:: Aim of the task ::
Write each entry down again precisely, skipping nothing.

(Data extracted from a collection)

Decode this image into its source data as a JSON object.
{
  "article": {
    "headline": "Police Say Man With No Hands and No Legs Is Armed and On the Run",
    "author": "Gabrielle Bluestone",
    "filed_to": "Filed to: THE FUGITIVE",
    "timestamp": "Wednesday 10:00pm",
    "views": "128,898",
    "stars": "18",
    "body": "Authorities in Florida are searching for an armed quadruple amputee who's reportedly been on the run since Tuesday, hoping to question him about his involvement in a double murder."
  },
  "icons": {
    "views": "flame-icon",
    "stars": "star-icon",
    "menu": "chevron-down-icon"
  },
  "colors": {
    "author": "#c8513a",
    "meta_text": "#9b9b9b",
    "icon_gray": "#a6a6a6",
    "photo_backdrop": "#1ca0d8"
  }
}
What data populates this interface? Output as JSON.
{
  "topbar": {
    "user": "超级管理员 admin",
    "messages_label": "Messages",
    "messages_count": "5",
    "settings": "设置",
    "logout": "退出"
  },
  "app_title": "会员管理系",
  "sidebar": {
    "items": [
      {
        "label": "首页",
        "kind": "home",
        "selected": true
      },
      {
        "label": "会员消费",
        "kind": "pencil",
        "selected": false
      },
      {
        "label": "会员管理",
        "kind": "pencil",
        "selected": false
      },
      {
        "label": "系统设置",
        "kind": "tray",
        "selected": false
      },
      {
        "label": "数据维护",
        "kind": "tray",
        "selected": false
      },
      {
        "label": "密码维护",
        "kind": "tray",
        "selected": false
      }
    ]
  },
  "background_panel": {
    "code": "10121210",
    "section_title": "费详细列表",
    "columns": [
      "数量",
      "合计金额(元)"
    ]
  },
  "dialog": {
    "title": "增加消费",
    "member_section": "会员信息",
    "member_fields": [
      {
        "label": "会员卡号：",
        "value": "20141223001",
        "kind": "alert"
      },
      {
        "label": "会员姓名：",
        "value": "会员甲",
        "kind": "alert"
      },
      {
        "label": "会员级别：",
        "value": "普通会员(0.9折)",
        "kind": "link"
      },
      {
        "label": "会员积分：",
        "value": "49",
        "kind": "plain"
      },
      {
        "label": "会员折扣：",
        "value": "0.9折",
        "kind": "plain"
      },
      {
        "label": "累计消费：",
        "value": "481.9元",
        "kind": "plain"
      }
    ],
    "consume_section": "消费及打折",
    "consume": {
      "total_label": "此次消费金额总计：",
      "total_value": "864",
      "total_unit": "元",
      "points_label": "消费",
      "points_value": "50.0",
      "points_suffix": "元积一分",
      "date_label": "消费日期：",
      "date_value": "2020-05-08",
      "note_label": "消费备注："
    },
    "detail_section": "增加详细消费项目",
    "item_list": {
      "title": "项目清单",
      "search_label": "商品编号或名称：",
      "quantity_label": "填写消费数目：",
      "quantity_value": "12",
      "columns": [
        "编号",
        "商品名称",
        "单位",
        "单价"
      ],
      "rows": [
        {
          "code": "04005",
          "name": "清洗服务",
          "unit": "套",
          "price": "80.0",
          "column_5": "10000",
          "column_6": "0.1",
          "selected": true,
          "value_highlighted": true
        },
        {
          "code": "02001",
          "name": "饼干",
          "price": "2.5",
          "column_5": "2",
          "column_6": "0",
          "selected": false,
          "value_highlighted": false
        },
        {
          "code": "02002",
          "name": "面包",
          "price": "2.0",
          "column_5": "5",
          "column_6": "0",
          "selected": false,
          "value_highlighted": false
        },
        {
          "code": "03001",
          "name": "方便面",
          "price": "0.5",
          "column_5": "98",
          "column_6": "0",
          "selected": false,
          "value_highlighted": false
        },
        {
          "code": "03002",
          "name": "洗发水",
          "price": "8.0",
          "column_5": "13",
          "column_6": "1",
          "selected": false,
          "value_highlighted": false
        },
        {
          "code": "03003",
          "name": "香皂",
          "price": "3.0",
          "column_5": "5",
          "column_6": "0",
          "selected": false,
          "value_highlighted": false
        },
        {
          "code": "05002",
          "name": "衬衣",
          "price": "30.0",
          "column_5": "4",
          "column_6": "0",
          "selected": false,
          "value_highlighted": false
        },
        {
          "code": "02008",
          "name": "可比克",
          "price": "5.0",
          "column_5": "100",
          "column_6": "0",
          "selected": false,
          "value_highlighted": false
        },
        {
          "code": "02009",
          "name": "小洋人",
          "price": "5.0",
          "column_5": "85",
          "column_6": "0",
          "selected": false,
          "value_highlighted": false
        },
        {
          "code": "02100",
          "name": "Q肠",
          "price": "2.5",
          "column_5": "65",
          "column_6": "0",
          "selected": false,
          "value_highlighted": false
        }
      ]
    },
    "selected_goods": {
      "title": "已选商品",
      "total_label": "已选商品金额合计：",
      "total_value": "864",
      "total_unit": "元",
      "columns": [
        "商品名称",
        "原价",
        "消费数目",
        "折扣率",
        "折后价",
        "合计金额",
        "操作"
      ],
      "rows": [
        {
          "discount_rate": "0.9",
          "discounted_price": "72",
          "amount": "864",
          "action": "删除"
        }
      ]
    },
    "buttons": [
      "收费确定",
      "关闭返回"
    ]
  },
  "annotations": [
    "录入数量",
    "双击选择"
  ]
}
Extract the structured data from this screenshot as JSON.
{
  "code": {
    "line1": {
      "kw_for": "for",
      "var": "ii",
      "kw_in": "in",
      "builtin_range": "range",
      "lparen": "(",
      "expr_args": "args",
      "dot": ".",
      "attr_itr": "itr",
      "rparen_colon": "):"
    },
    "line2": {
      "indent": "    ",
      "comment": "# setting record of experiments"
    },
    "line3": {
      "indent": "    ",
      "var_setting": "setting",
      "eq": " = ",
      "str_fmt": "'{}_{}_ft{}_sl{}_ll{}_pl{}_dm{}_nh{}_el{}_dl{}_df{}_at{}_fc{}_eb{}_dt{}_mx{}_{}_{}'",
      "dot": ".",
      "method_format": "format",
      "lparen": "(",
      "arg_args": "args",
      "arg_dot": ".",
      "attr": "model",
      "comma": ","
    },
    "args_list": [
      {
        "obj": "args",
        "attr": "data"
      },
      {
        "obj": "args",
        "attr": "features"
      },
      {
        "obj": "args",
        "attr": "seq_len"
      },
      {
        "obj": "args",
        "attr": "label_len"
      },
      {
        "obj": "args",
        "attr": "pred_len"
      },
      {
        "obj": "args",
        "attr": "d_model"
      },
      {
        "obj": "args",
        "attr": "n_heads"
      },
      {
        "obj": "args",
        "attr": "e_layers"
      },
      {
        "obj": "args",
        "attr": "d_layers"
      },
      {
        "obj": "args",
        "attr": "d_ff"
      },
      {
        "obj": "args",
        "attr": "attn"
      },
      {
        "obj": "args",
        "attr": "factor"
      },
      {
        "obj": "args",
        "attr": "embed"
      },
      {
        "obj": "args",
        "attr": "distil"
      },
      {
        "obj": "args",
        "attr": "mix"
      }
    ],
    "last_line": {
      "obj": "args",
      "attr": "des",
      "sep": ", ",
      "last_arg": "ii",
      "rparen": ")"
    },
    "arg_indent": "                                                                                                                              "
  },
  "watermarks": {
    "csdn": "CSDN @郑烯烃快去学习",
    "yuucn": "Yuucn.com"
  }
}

:: Output of the exercise ::
Decode this image into its source data as a JSON object.
{
  "article": {
    "headline": "Police Say Man With No Hands and No Legs Is Armed and On the Run",
    "author": "Gabrielle Bluestone",
    "filed_to": "Filed to: THE FUGITIVE",
    "timestamp": "Wednesday 10:00pm",
    "views": "128,898",
    "stars": "18",
    "body": "Authorities in Florida are searching for an armed quadruple amputee who's reportedly been on the run since Tuesday, hoping to question him about his involvement in a double murder."
  },
  "icons": {
    "views": "flame-icon",
    "stars": "star-icon",
    "menu": "chevron-down-icon"
  },
  "colors": {
    "author": "#c8513a",
    "meta_text": "#9b9b9b",
    "icon_gray": "#a6a6a6",
    "photo_backdrop": "#1ca0d8"
  }
}
What data populates this interface? Output as JSON.
{
  "topbar": {
    "user": "超级管理员 admin",
    "messages_label": "Messages",
    "messages_count": "5",
    "settings": "设置",
    "logout": "退出"
  },
  "app_title": "会员管理系",
  "sidebar": {
    "items": [
      {
        "label": "首页",
        "kind": "home",
        "selected": true
      },
      {
        "label": "会员消费",
        "kind": "pencil",
        "selected": false
      },
      {
        "label": "会员管理",
        "kind": "pencil",
        "selected": false
      },
      {
        "label": "系统设置",
        "kind": "tray",
        "selected": false
      },
      {
        "label": "数据维护",
        "kind": "tray",
        "selected": false
      },
      {
        "label": "密码维护",
        "kind": "tray",
        "selected": false
      }
    ]
  },
  "background_panel": {
    "code": "10121210",
    "section_title": "费详细列表",
    "columns": [
      "数量",
      "合计金额(元)"
    ]
  },
  "dialog": {
    "title": "增加消费",
    "member_section": "会员信息",
    "member_fields": [
      {
        "label": "会员卡号：",
        "value": "20141223001",
        "kind": "alert"
      },
      {
        "label": "会员姓名：",
        "value": "会员甲",
        "kind": "alert"
      },
      {
        "label": "会员级别：",
        "value": "普通会员(0.9折)",
        "kind": "link"
      },
      {
        "label": "会员积分：",
        "value": "49",
        "kind": "plain"
      },
      {
        "label": "会员折扣：",
        "value": "0.9折",
        "kind": "plain"
      },
      {
        "label": "累计消费：",
        "value": "481.9元",
        "kind": "plain"
      }
    ],
    "consume_section": "消费及打折",
    "consume": {
      "total_label": "此次消费金额总计：",
      "total_value": "864",
      "total_unit": "元",
      "points_label": "消费",
      "points_value": "50.0",
      "points_suffix": "元积一分",
      "date_label": "消费日期：",
      "date_value": "2020-05-08",
      "note_label": "消费备注："
    },
    "detail_section": "增加详细消费项目",
    "item_list": {
      "title": "项目清单",
      "search_label": "商品编号或名称：",
      "quantity_label": "填写消费数目：",
      "quantity_value": "12",
      "columns": [
        "编号",
        "商品名称",
        "单位",
        "单价"
      ],
      "rows": [
        {
          "code": "04005",
          "name": "清洗服务",
          "unit": "套",
          "price": "80.0",
          "column_5": "10000",
          "column_6": "0.1",
          "selected": true,
          "value_highlighted": true
        },
        {
          "code": "02001",
          "name": "饼干",
          "price": "2.5",
          "column_5": "2",
          "column_6": "0",
          "selected": false,
          "value_highlighted": false
        },
        {
          "code": "02002",
          "name": "面包",
          "price": "2.0",
          "column_5": "5",
          "column_6": "0",
          "selected": false,
          "value_highlighted": false
        },
        {
          "code": "03001",
          "name": "方便面",
          "price": "0.5",
          "column_5": "98",
          "column_6": "0",
          "selected": false,
          "value_highlighted": false
        },
        {
          "code": "03002",
          "name": "洗发水",
          "price": "8.0",
          "column_5": "13",
          "column_6": "1",
          "selected": false,
          "value_highlighted": false
        },
        {
          "code": "03003",
          "name": "香皂",
          "price": "3.0",
          "column_5": "5",
          "column_6": "0",
          "selected": false,
          "value_highlighted": false
        },
        {
          "code": "05002",
          "name": "衬衣",
          "price": "30.0",
          "column_5": "4",
          "column_6": "0",
          "selected": false,
          "value_highlighted": false
        },
        {
          "code": "02008",
          "name": "可比克",
          "price": "5.0",
          "column_5": "100",
          "column_6": "0",
          "selected": false,
          "value_highlighted": false
        },
        {
          "code": "02009",
          "name": "小洋人",
          "price": "5.0",
          "column_5": "85",
          "column_6": "0",
          "selected": false,
          "value_highlighted": false
        },
        {
          "code": "02100",
          "name": "Q肠",
          "price": "2.5",
          "column_5": "65",
          "column_6": "0",
          "selected": false,
          "value_highlighted": false
        }
      ]
    },
    "selected_goods": {
      "title": "已选商品",
      "total_label": "已选商品金额合计：",
      "total_value": "864",
      "total_unit": "元",
      "columns": [
        "商品名称",
        "原价",
        "消费数目",
        "折扣率",
        "折后价",
        "合计金额",
        "操作"
      ],
      "rows": [
        {
          "discount_rate": "0.9",
          "discounted_price": "72",
          "amount": "864",
          "action": "删除"
        }
      ]
    },
    "buttons": [
      "收费确定",
      "关闭返回"
    ]
  },
  "annotations": [
    "录入数量",
    "双击选择"
  ]
}
Extract the structured data from this screenshot as JSON.
{
  "code": {
    "line1": {
      "kw_for": "for",
      "var": "ii",
      "kw_in": "in",
      "builtin_range": "range",
      "lparen": "(",
      "expr_args": "args",
      "dot": ".",
      "attr_itr": "itr",
      "rparen_colon": "):"
    },
    "line2": {
      "indent": "    ",
      "comment": "# setting record of experiments"
    },
    "line3": {
      "indent": "    ",
      "var_setting": "setting",
      "eq": " = ",
      "str_fmt": "'{}_{}_ft{}_sl{}_ll{}_pl{}_dm{}_nh{}_el{}_dl{}_df{}_at{}_fc{}_eb{}_dt{}_mx{}_{}_{}'",
      "dot": ".",
      "method_format": "format",
      "lparen": "(",
      "arg_args": "args",
      "arg_dot": ".",
      "attr": "model",
      "comma": ","
    },
    "args_list": [
      {
        "obj": "args",
        "attr": "data"
      },
      {
        "obj": "args",
        "attr": "features"
      },
      {
        "obj": "args",
        "attr": "seq_len"
      },
      {
        "obj": "args",
        "attr": "label_len"
      },
      {
        "obj": "args",
        "attr": "pred_len"
      },
      {
        "obj": "args",
        "attr": "d_model"
      },
      {
        "obj": "args",
        "attr": "n_heads"
      },
      {
        "obj": "args",
        "attr": "e_layers"
      },
      {
        "obj": "args",
        "attr": "d_layers"
      },
      {
        "obj": "args",
        "attr": "d_ff"
      },
      {
        "obj": "args",
        "attr": "attn"
      },
      {
        "obj": "args",
        "attr": "factor"
      },
      {
        "obj": "args",
        "attr": "embed"
      },
      {
        "obj": "args",
        "attr": "distil"
      },
      {
        "obj": "args",
        "attr": "mix"
      }
    ],
    "last_line": {
      "obj": "args",
      "attr": "des",
      "sep": ", ",
      "last_arg": "ii",
      "rparen": ")"
    },
    "arg_indent": "                                                                                                                              "
  },
  "watermarks": {
    "csdn": "CSDN @郑烯烃快去学习",
    "yuucn": "Yuucn.com"
  }
}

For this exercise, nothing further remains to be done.